[Collected data]
______

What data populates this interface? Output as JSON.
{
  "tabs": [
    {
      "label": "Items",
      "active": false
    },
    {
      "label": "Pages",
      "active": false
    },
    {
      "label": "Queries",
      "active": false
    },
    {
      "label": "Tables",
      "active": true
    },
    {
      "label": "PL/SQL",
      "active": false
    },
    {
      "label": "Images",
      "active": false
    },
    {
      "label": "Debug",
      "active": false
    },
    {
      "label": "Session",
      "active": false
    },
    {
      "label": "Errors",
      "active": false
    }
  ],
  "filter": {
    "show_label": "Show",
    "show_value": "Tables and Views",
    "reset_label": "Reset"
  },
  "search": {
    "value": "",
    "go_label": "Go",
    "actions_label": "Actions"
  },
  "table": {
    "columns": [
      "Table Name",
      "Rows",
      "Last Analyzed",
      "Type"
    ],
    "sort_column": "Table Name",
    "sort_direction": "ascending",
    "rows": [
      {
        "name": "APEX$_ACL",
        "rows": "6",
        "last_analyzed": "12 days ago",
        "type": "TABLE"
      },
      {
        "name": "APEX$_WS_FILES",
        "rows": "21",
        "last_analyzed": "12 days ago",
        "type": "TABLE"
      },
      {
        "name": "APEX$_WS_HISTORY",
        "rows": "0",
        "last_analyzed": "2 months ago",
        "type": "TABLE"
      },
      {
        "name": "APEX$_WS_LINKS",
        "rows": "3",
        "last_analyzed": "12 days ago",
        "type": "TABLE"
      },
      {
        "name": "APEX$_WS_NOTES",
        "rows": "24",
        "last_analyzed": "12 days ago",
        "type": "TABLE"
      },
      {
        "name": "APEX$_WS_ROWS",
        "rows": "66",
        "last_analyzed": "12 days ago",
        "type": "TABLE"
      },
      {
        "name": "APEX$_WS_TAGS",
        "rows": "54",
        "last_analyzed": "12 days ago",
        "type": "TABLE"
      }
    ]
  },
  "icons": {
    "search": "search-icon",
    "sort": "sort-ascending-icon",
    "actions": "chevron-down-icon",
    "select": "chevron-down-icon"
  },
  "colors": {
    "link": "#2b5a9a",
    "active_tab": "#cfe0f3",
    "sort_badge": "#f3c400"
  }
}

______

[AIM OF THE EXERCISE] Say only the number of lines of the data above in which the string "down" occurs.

[WORKED SOLUTION] 2